> Task details
Reproduce exactly the lines from the one that holds "What data populates" through the last line of the entries, both ends included, but not the pictures.

> Data records
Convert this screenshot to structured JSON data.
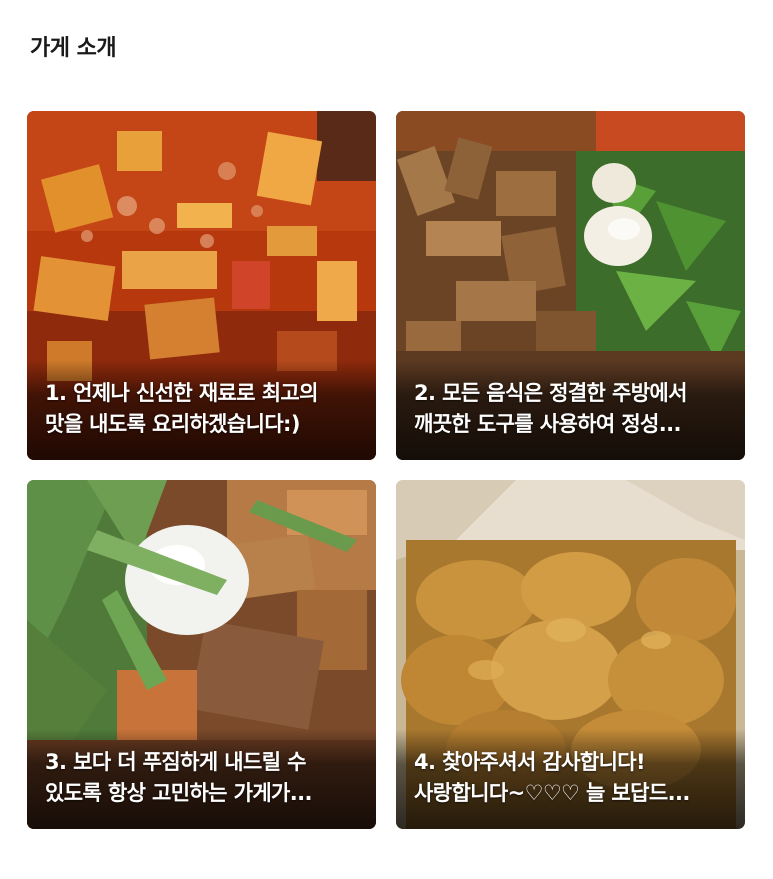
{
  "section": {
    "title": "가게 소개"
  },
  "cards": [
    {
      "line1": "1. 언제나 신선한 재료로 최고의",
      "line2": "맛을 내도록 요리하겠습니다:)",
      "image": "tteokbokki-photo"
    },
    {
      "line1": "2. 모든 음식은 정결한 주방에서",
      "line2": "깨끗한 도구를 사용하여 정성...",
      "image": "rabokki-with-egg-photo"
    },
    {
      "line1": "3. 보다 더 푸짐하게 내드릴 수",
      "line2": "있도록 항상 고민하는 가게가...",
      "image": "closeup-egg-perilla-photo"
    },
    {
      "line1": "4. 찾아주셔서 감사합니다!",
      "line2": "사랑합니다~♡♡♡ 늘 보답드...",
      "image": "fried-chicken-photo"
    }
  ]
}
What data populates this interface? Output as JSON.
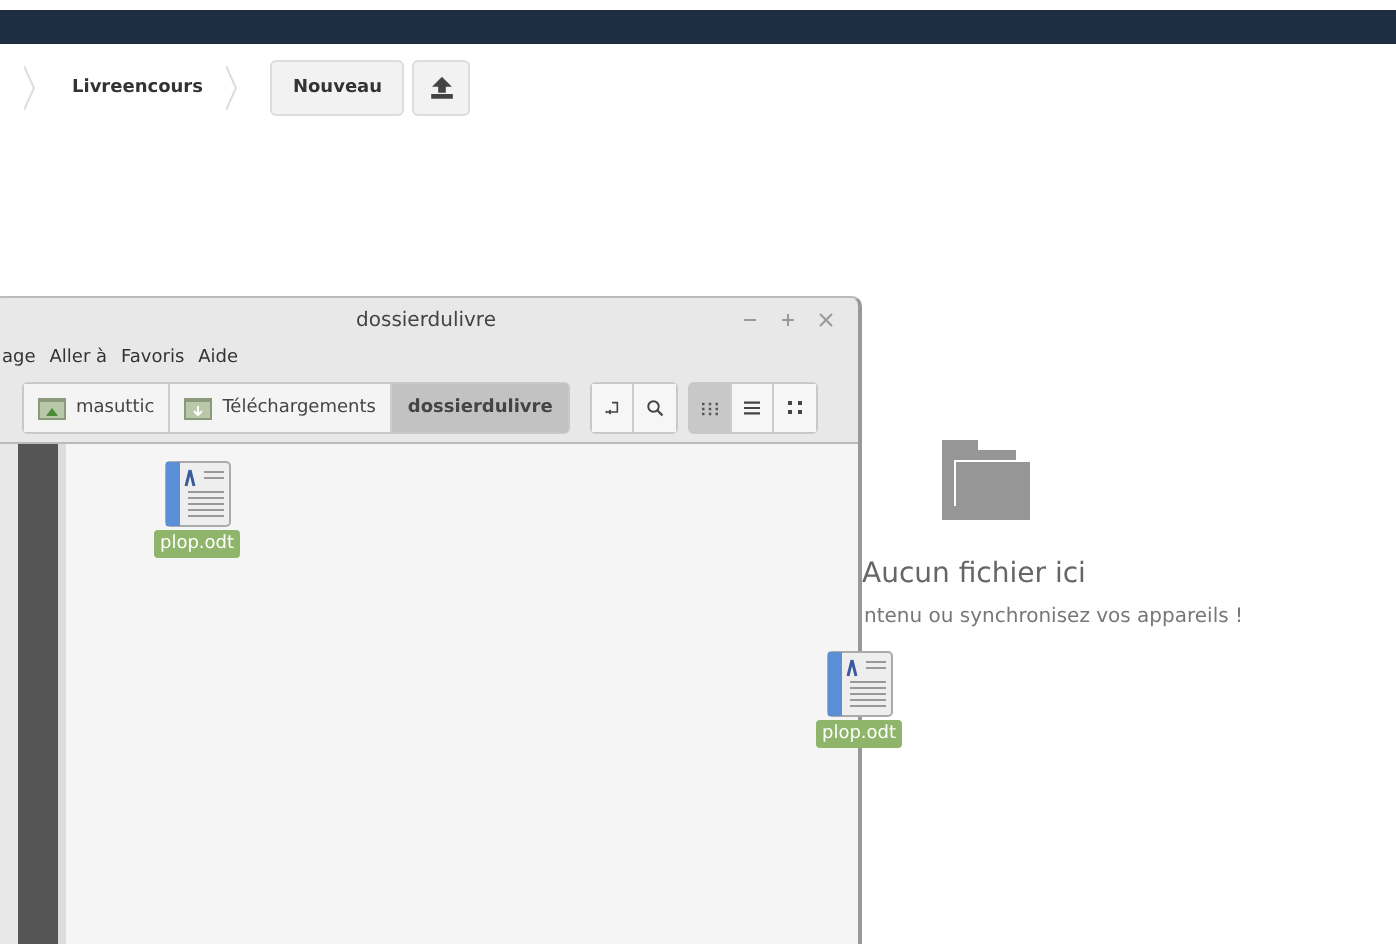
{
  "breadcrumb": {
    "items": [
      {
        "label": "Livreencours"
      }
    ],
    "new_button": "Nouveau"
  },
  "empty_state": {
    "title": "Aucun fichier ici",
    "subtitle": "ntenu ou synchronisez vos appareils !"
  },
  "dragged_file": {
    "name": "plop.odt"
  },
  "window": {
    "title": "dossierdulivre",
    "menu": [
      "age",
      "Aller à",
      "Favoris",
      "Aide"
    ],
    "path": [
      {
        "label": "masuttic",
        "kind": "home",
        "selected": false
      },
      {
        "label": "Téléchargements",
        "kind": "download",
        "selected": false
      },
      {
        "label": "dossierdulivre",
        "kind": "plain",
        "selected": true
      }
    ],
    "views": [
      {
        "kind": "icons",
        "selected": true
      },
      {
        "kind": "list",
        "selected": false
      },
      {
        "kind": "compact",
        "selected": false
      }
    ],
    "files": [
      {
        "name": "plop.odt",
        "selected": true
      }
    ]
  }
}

> Result
What data populates this interface? Output as JSON.
{
  "breadcrumb": {
    "items": [
      {
        "label": "Livreencours"
      }
    ],
    "new_button": "Nouveau"
  },
  "empty_state": {
    "title": "Aucun fichier ici",
    "subtitle": "ntenu ou synchronisez vos appareils !"
  },
  "dragged_file": {
    "name": "plop.odt"
  },
  "window": {
    "title": "dossierdulivre",
    "menu": [
      "age",
      "Aller à",
      "Favoris",
      "Aide"
    ],
    "path": [
      {
        "label": "masuttic",
        "kind": "home",
        "selected": false
      },
      {
        "label": "Téléchargements",
        "kind": "download",
        "selected": false
      },
      {
        "label": "dossierdulivre",
        "kind": "plain",
        "selected": true
      }
    ],
    "views": [
      {
        "kind": "icons",
        "selected": true
      },
      {
        "kind": "list",
        "selected": false
      },
      {
        "kind": "compact",
        "selected": false
      }
    ],
    "files": [
      {
        "name": "plop.odt",
        "selected": true
      }
    ]
  }
}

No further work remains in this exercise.